Just a few days after raising the curtain on its pitch black production of Verdi’s “Macbeth,” Lyric Opera treated its audiences to a delicious confection by way of Gaetano Donizetti’s beguiling romantic comedy, “The Elixir of Love” (“L’elisir d’amore”), a delightful and winningly insightful tale of true love, money, egotism, self-doubt, wishful thinking and charlatanism. And, to top it all off, it comes with a happy ending.
Penned by the prolific 19th century librettist Felice Romani (based on a work by Eugene Scribe), and sung in Italian, the opera has been deftly updated in director Daniel Slater’s production so that the story unfolds on the spacious patio of a stylish hotel in a resort town in Italy in the 1950s — a period expertly evoked by Robert Innes Hopkins’ set and costumes. And of course the Donizetti score is ideally played by the Lyric Orchestra, led by Enrique Mazzola, its new music director.
The Hotel Adina is run by the self-confident and avowedly fickle free spirit, Adina (in a winning turn by soprano Ailyn Perez), who oversees a large staff of waiters, waitresses and upscale customers, played by Lyric’s vibrant chorus, and, as always, ideally tuned by chorus master Michael Black.
Among the waiters is Nemorino, played with heartbreaking honesty and winning charm by Charles Castronovo, a splendid tenor as well as a wonderful tragicomic actor. His golden voice had the audience erupt with cries of “Bravo!” after his final impassioned aria, “Una furtiva lagrima” (“A furtive tear”), which captures his elation when he senses that the woman he adores finally seems to love him in return.
The pursuit of Adina has not been easy for the shy, penniless, but emotionally fervent Nemorino. His competition comes in the form of Captain Belcore (played with just the right brash self-confidence by baritone Joshua Hopkins), who zooms onto the scene on a scooter. Dressed in his crisp white military uniform, he wastes no time in proposing marriage to Adina — a proposal she dismisses.
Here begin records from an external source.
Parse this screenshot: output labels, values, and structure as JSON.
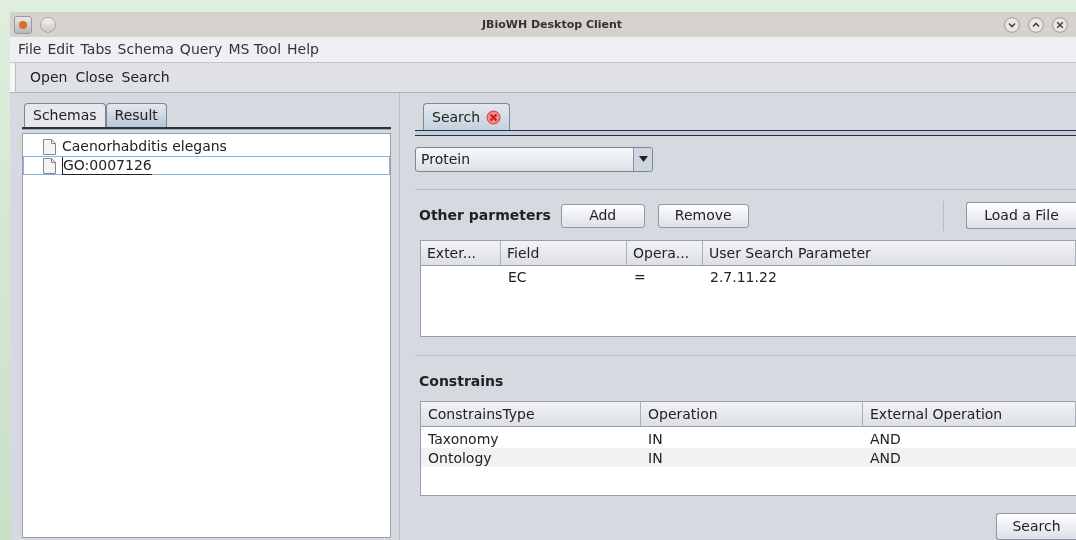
{
  "window": {
    "title": "JBioWH Desktop Client"
  },
  "menu": [
    "File",
    "Edit",
    "Tabs",
    "Schema",
    "Query",
    "MS Tool",
    "Help"
  ],
  "toolbar": [
    "Open",
    "Close",
    "Search"
  ],
  "left_tabs": [
    {
      "label": "Schemas",
      "selected": false
    },
    {
      "label": "Result",
      "selected": true
    }
  ],
  "tree": [
    {
      "label": "Caenorhabditis elegans",
      "selected": false
    },
    {
      "label": "GO:0007126",
      "selected": true
    }
  ],
  "right_tabs": [
    {
      "label": "Search",
      "selected": true
    }
  ],
  "type_select": {
    "value": "Protein"
  },
  "parameters": {
    "title": "Other parmeters",
    "buttons": [
      "Add",
      "Remove"
    ],
    "load_button": "Load a File",
    "columns": [
      "Exter...",
      "Field",
      "Opera...",
      "User Search Parameter"
    ],
    "rows": [
      [
        "",
        "EC",
        "=",
        "2.7.11.22"
      ]
    ]
  },
  "constrains": {
    "title": "Constrains",
    "columns": [
      "ConstrainsType",
      "Operation",
      "External Operation"
    ],
    "rows": [
      [
        "Taxonomy",
        "IN",
        "AND"
      ],
      [
        "Ontology",
        "IN",
        "AND"
      ]
    ]
  },
  "search_button": "Search"
}
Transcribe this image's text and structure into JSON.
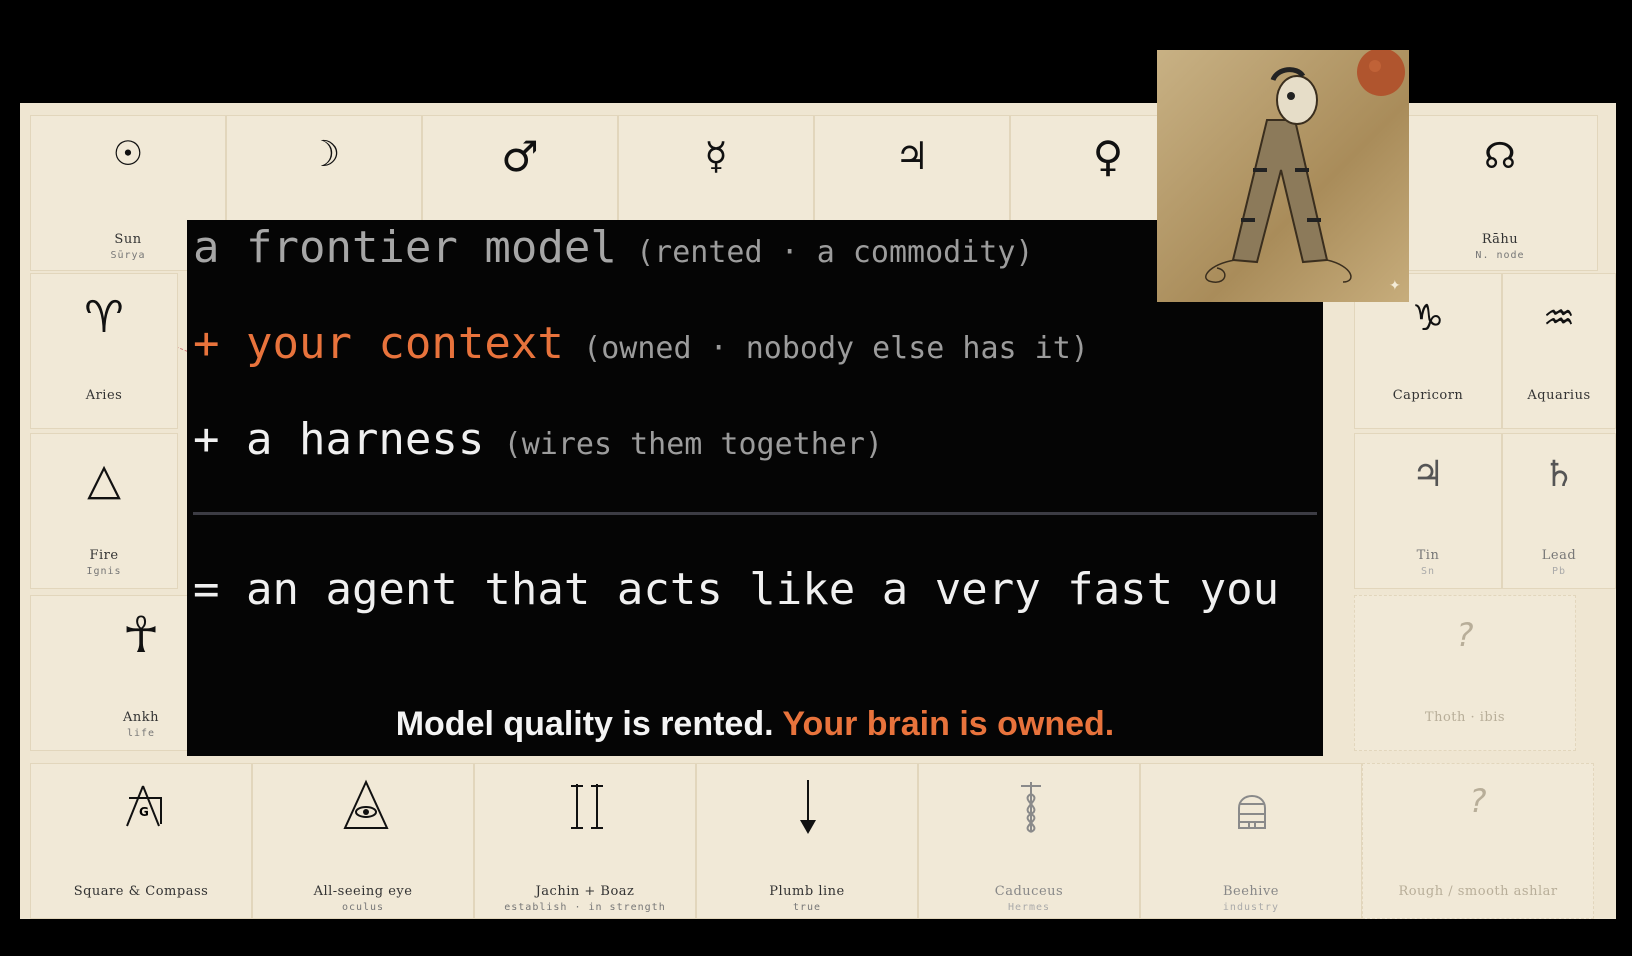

And then, with great fanfare, another cocky man arrives, making a flashy entrance in a colorful hot air balloon. His name is Doctor Dulcamara (he is played to perfection by bass-baritone Kyle Ketelsen), and his profession is pure hucksterism. A salesman of phony potions for every ill, he is delighted to sell Nemerino with an elixir of love he claims will help him win the heart of Adina in 24 hours. In fact, this “elixir” is nothing more than a bottle of wine, but Nemerino believes it will transform him. As it happens, it only makes him a bit drunk and it drives Adina to agree to an on-the-spot marriage to Belcore, who has suddenly been called back to duty.
What follows is a rapid-fire series of events, including more wine, an unforeseen inheritance, and a perfect exchange of hearts and circumstances.
It is to the credit of Slater and his cast — and above all, to Castronovo, who captures every emotional nuance of his character to touching effect — that you will find yourself laughing, crying and winningly transported to a world where love triumphs (if just barely) over opportunism.
Follow Hedy Weiss on Twitter: @HedyWeissCritic